Rio de Janeiro: With only hours to go before presidential elections in Brazil, candidates were out campaigning throughout the country on Saturday.Green Party candidate Marina Silva greeted supporters in the streets of Rio de Janeiro in an attempt to push her candidacy into a runoff vote.
Ranked third in recent polls, Silva visited six neighbourhoods, trying to glean votes from the middle and working classes."I am the great novelty in this election," Silva said on Saturday."The whole world is watching Brazil now because Brazil is showing it wants a woman as President."
Recent polls show Silva with 13 percent of voters' preference, behind Jose Serra's 27 percent and Dilma Rousseff's 50 percent, according to the Ibope Poll Institute.
Leading candidate Rousseff, who belongs to current President Luis Inacio Lula da Silva's party, is not claiming victory just yet, acknowledging the possibility that she will have to go to a run off election if she does not win a majority of the votes."You can either win in the first round or be the most voted for in the first round," Rousseff said on Saturday."They are both very different, but they are still both big celebrations."

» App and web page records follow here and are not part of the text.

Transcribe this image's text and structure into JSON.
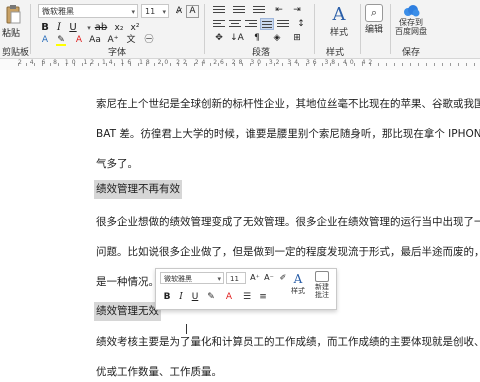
{
  "ribbon": {
    "clipboard": {
      "label": "粘贴",
      "group_label": "剪贴板"
    },
    "font": {
      "name": "微软雅黑",
      "size": "11",
      "group_label": "字体"
    },
    "paragraph": {
      "group_label": "段落"
    },
    "styles": {
      "button_label": "样式",
      "group_label": "样式"
    },
    "editing": {
      "button_label": "编辑"
    },
    "save": {
      "button_label_line1": "保存到",
      "button_label_line2": "百度网盘",
      "group_label": "保存"
    }
  },
  "ruler": {
    "numbers": "2 4 6 8 10 12 14 16 18 20 22 24 26 28 30 32 34 36 38 40 42"
  },
  "document": {
    "lines": [
      "索尼在上个世纪是全球创新的标杆性企业，其地位丝毫不比现在的苹果、谷歌或我国",
      "BAT 差。彷徨君上大学的时候，谁要是腰里别个索尼随身听，那比现在拿个 IPHONE",
      "气多了。",
      "绩效管理不再有效",
      "很多企业想做的绩效管理变成了无效管理。很多企业在绩效管理的运行当中出现了一",
      "问题。比如说很多企业做了，但是做到一定的程度发现流于形式，最后半途而废的，",
      "是一种情况。",
      "绩效管理无效",
      "绩效考核主要是为了量化和计算员工的工作成绩，而工作成绩的主要体现就是创收、",
      "优或工作数量、工作质量。"
    ]
  },
  "mini_toolbar": {
    "font_name": "微软雅黑",
    "font_size": "11",
    "styles_label": "样式",
    "comment_label_line1": "新建",
    "comment_label_line2": "批注"
  },
  "colors": {
    "highlight": "#ffff00",
    "font_color": "#e02020",
    "heading_bg": "#d6d6d6"
  }
}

Brazilians will vote this Sunday from 1100 GMT to 2000 GMT.It will be the eighth time that an electronic voting machine system will be used in Brazil.The process started in 1996, in cities with more than 200-thousand inhabitants.The first election with 100 percent of the territory covered was in 2000.More than 135 million (m) people are eligible to vote in Brazil.AP